I've been quite interested in names of the plants both in English and in Japanese. Before I came to Kauai, I didn't care even if I didn't know the name of the plant but now I cannot leave it unknown. Especially after I started working as a tour guide for Japanese tourists, knowledge on plants are very useful and well-received by tourists. As soon as I encounter the plant I've never seen before, I take a photo and look for the name.
As you know, every plant has its binomial name which is usually Latin and also each language has its own common names. I feel so interesting how plant was named. Usually there are more than one common names and they are named after what it looks like or the characteristics of the plant. Therefore the more common names I know, the deeper I get to know the plant.
The photo above is a plant called "Jatropha podagrica." It was at the parking of Kaua'i Kookie Factory in Hanapepe when I first saw this plant. At that time I didn't know the name but soon I had a chance to find out the name because Botanical Garden was selling this plant for their fundraiser during their Cinco De Mayo. Then I was lucky to know this common name as "Buddha Belly" and started growing it.
The binomial name "Jatropha podagrica" in Latin literally means "Jatropha (iatros +trophe) =physic nut", "poda=foot" and "grica=gouty." It seems that the name of podagrica was named after the puffy swollen stalk or stem which is very distinguished.
Therefore, other common names such as "gout plant", "goutystalk" , "bottleplant" are considered to be named after this distinguished stalk, too.
Another common name "Buddha Belly" is same thing. Puffy stalk of the plant evokes typical image of "Happy Fat Buddha" whose belly is puffy.
People call this image as "Buddha" however the model of this fat laughing person is not Buddha but a Chinese monk called "Budai" or "Hotei" in Japanese.
Budai (布袋) which literally means "Cloth sack", allegedly lived around the 10th century in China.
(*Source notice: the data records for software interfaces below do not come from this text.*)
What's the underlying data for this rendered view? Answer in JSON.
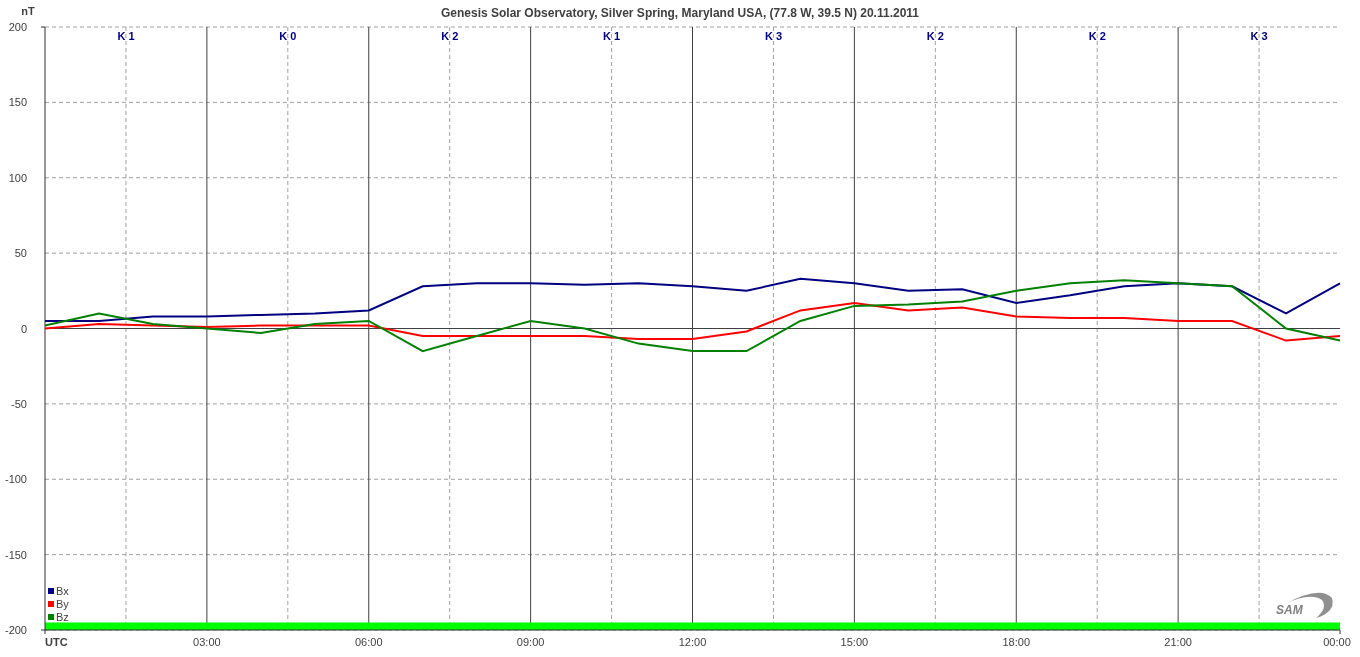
{
  "chart": {
    "chart_data": {
      "type": "line",
      "title": "Genesis Solar Observatory, Silver Spring, Maryland USA, (77.8 W, 39.5 N)  20.11.2011",
      "xlabel": "UTC",
      "ylabel": "nT",
      "x": [
        0,
        1,
        2,
        3,
        4,
        5,
        6,
        7,
        8,
        9,
        10,
        11,
        12,
        13,
        14,
        15,
        16,
        17,
        18,
        19,
        20,
        21,
        22,
        23,
        24
      ],
      "series": [
        {
          "name": "Bx",
          "color": "#000080",
          "values": [
            5,
            5,
            8,
            8,
            9,
            10,
            12,
            28,
            30,
            30,
            29,
            30,
            28,
            25,
            33,
            30,
            25,
            26,
            17,
            22,
            28,
            30,
            28,
            10,
            30
          ]
        },
        {
          "name": "By",
          "color": "#ff0000",
          "values": [
            0,
            3,
            2,
            1,
            2,
            2,
            2,
            -5,
            -5,
            -5,
            -5,
            -7,
            -7,
            -2,
            12,
            17,
            12,
            14,
            8,
            7,
            7,
            5,
            5,
            -8,
            -5
          ]
        },
        {
          "name": "Bz",
          "color": "#008000",
          "values": [
            2,
            10,
            3,
            0,
            -3,
            3,
            5,
            -15,
            -5,
            5,
            0,
            -10,
            -15,
            -15,
            5,
            15,
            16,
            18,
            25,
            30,
            32,
            30,
            28,
            0,
            -8
          ]
        }
      ],
      "xlim": [
        0,
        24
      ],
      "ylim": [
        -200,
        200
      ],
      "xticks": [
        {
          "value": 3,
          "label": "03:00"
        },
        {
          "value": 6,
          "label": "06:00"
        },
        {
          "value": 9,
          "label": "09:00"
        },
        {
          "value": 12,
          "label": "12:00"
        },
        {
          "value": 15,
          "label": "15:00"
        },
        {
          "value": 18,
          "label": "18:00"
        },
        {
          "value": 21,
          "label": "21:00"
        },
        {
          "value": 24,
          "label": "00:00"
        }
      ],
      "yticks": [
        -200,
        -150,
        -100,
        -50,
        0,
        50,
        100,
        150,
        200
      ],
      "grid": true,
      "legend": "lower left",
      "bands": [
        {
          "axis": "y",
          "from": -200,
          "to": -195,
          "color": "#00ff00"
        }
      ],
      "annotations": [
        "K 1",
        "K 0",
        "K 2",
        "K 1",
        "K 3",
        "K 2",
        "K 2",
        "K 3"
      ]
    },
    "logo_text": "SAM"
  }
}
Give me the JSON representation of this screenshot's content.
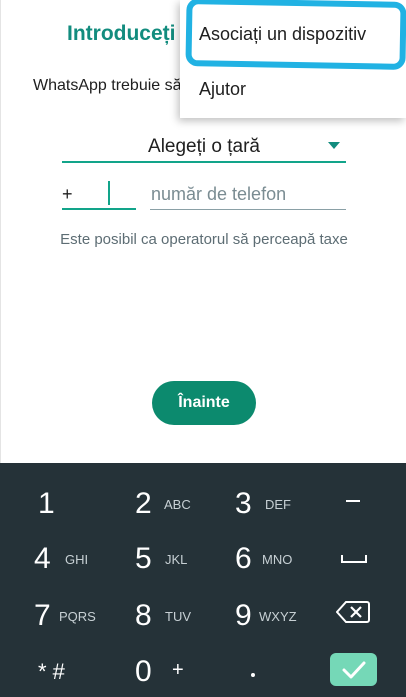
{
  "screen": {
    "title": "Introduceți n",
    "subtitle": "WhatsApp trebuie să",
    "country_select": "Alegeți o țară",
    "country_code_prefix": "+",
    "phone_placeholder": "număr de telefon",
    "notice": "Este posibil ca operatorul să perceapă taxe",
    "next_button": "Înainte"
  },
  "menu": {
    "items": [
      {
        "label": "Asociați un dispozitiv"
      },
      {
        "label": "Ajutor"
      }
    ],
    "highlight_color": "#21b2e3"
  },
  "keypad": {
    "keys": [
      {
        "num": "1",
        "letters": ""
      },
      {
        "num": "2",
        "letters": "ABC"
      },
      {
        "num": "3",
        "letters": "DEF"
      },
      {
        "num": "4",
        "letters": "GHI"
      },
      {
        "num": "5",
        "letters": "JKL"
      },
      {
        "num": "6",
        "letters": "MNO"
      },
      {
        "num": "7",
        "letters": "PQRS"
      },
      {
        "num": "8",
        "letters": "TUV"
      },
      {
        "num": "9",
        "letters": "WXYZ"
      },
      {
        "num": "* #",
        "letters": ""
      },
      {
        "num": "0",
        "letters": "+"
      },
      {
        "num": ".",
        "letters": ""
      }
    ],
    "side_keys": [
      "minus-icon",
      "space-icon",
      "backspace-icon",
      "checkmark-icon"
    ]
  },
  "colors": {
    "accent": "#128c7e",
    "button": "#0c8a6e",
    "keypad_bg": "#253238",
    "confirm_key": "#75d8b7"
  }
}
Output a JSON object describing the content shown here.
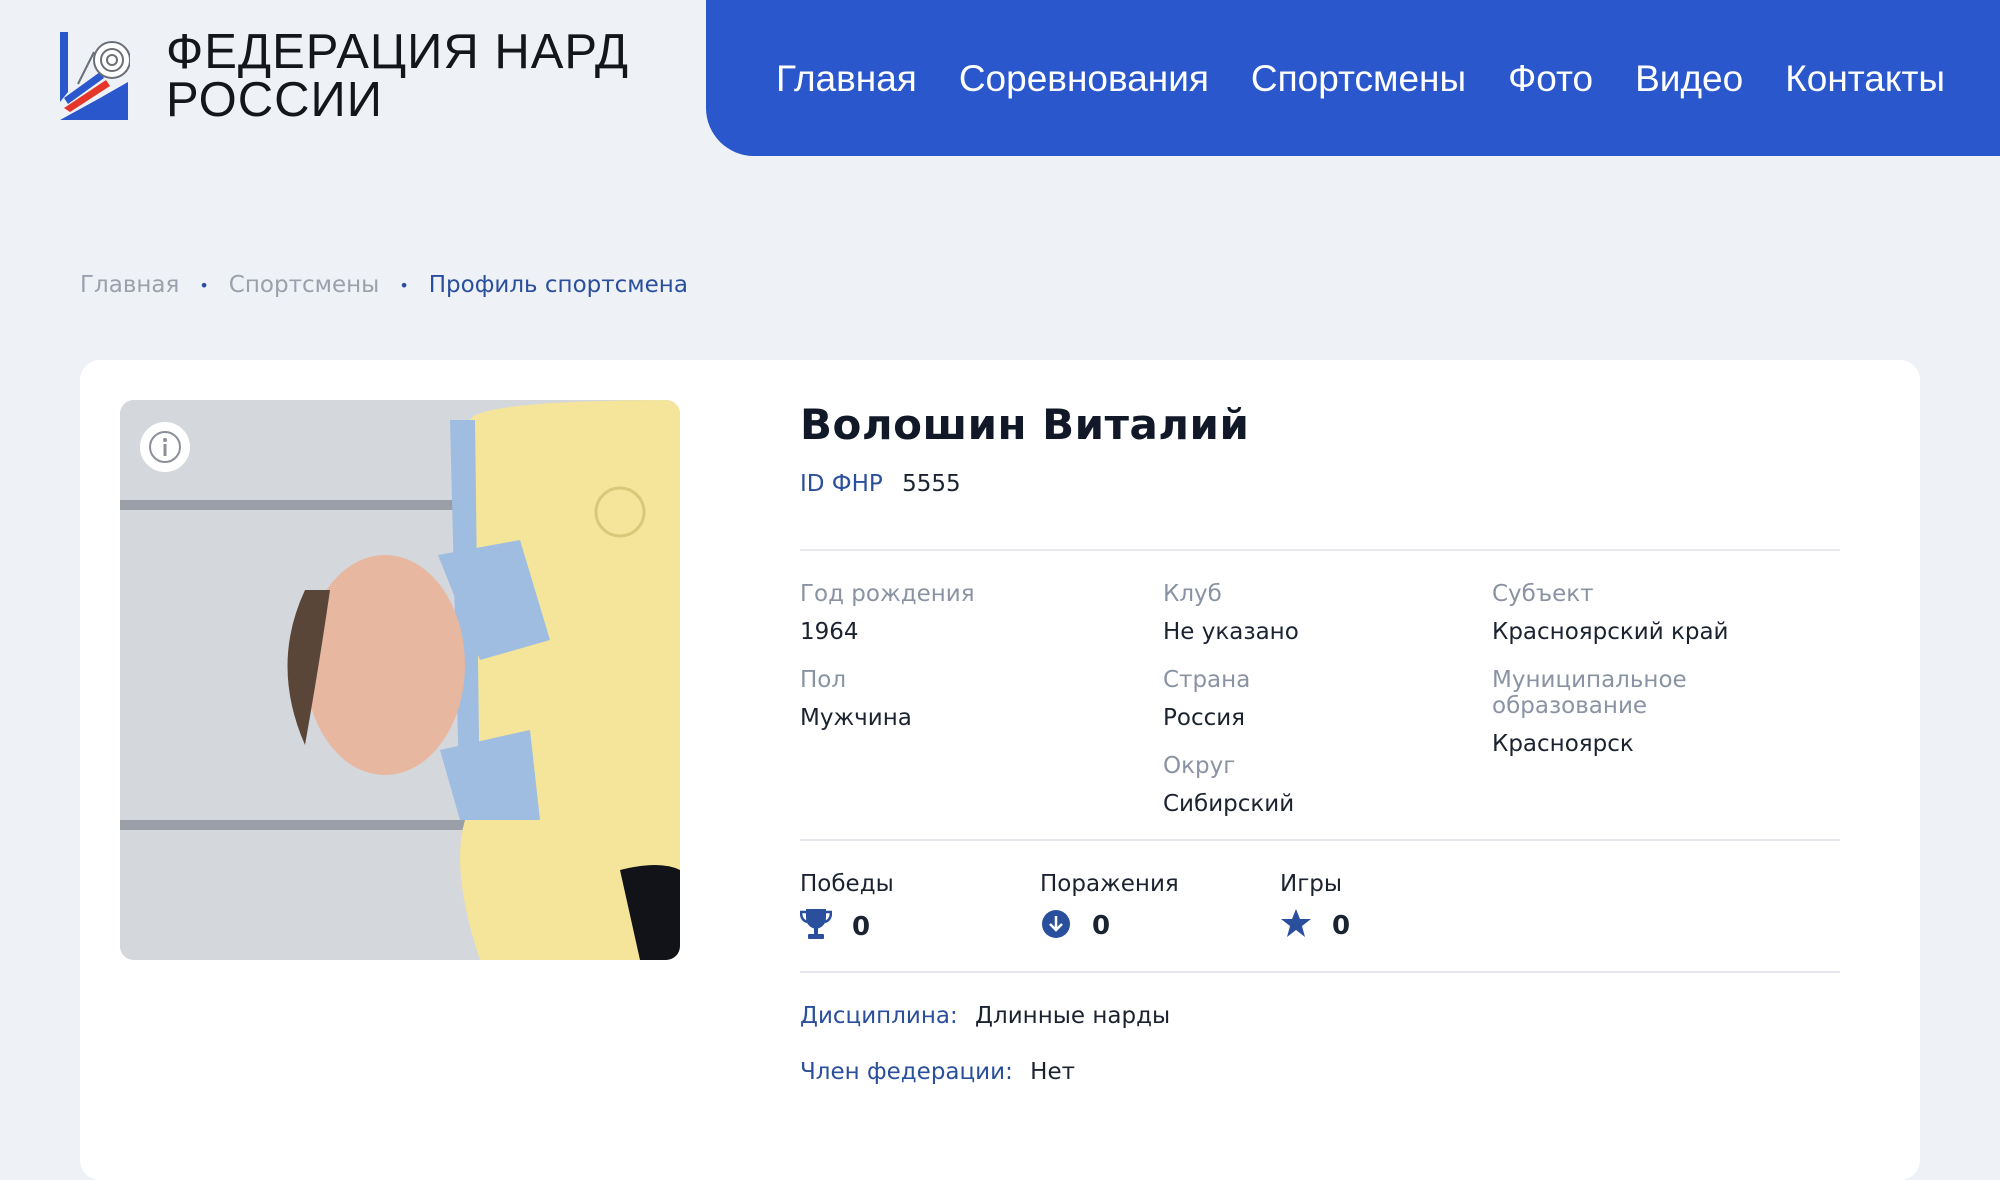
{
  "brand": {
    "line1": "ФЕДЕРАЦИЯ НАРД",
    "line2": "РОССИИ"
  },
  "nav": [
    {
      "label": "Главная"
    },
    {
      "label": "Соревнования"
    },
    {
      "label": "Спортсмены"
    },
    {
      "label": "Фото"
    },
    {
      "label": "Видео"
    },
    {
      "label": "Контакты"
    }
  ],
  "breadcrumb": [
    {
      "label": "Главная"
    },
    {
      "label": "Спортсмены"
    },
    {
      "label": "Профиль спортсмена"
    }
  ],
  "profile": {
    "name": "Волошин Виталий",
    "id_label": "ID ФНР",
    "id_value": "5555",
    "fields": {
      "birth_year": {
        "label": "Год рождения",
        "value": "1964"
      },
      "gender": {
        "label": "Пол",
        "value": "Мужчина"
      },
      "club": {
        "label": "Клуб",
        "value": "Не указано"
      },
      "country": {
        "label": "Страна",
        "value": "Россия"
      },
      "district": {
        "label": "Округ",
        "value": "Сибирский"
      },
      "subject": {
        "label": "Субъект",
        "value": "Красноярский край"
      },
      "municipality": {
        "label": "Муниципальное образование",
        "value": "Красноярск"
      }
    },
    "stats": {
      "wins": {
        "label": "Победы",
        "value": "0",
        "icon": "trophy-icon"
      },
      "losses": {
        "label": "Поражения",
        "value": "0",
        "icon": "arrow-down-circle-icon"
      },
      "games": {
        "label": "Игры",
        "value": "0",
        "icon": "star-icon"
      }
    },
    "discipline": {
      "label": "Дисциплина:",
      "value": "Длинные нарды"
    },
    "member": {
      "label": "Член федерации:",
      "value": "Нет"
    }
  },
  "colors": {
    "accent": "#2a57cc",
    "link": "#2a4f9c",
    "background": "#eef1f6"
  }
}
His name refers to the bag that he is conventionally depicted as carrying as he wanders aimlessly. His jolly nat”ure, humorous personality ,and eccentric lifestyle distinguishes him from most Buddhist masters or figures. Chinese nickname "笑佛” which means "smiling Buddha" must be source to call it "Buddha Belly."
On the other hand, Japanese name of this plant "Sango-aburagiri" came from the red flower, not fat stalk. "Sango" means "Coral" and "Aburagiri" means "Vernicia" or "tung-oil tree." Because red flower looks like Sango or Coral, "Sango-aburagiri" was named. All common names represent characteristic of this plant. But common name "Buddha Belly" sounds most positive and happy. I'm very happy to see my blooming "Buddha Belly" and look forward to getting seeds in the future.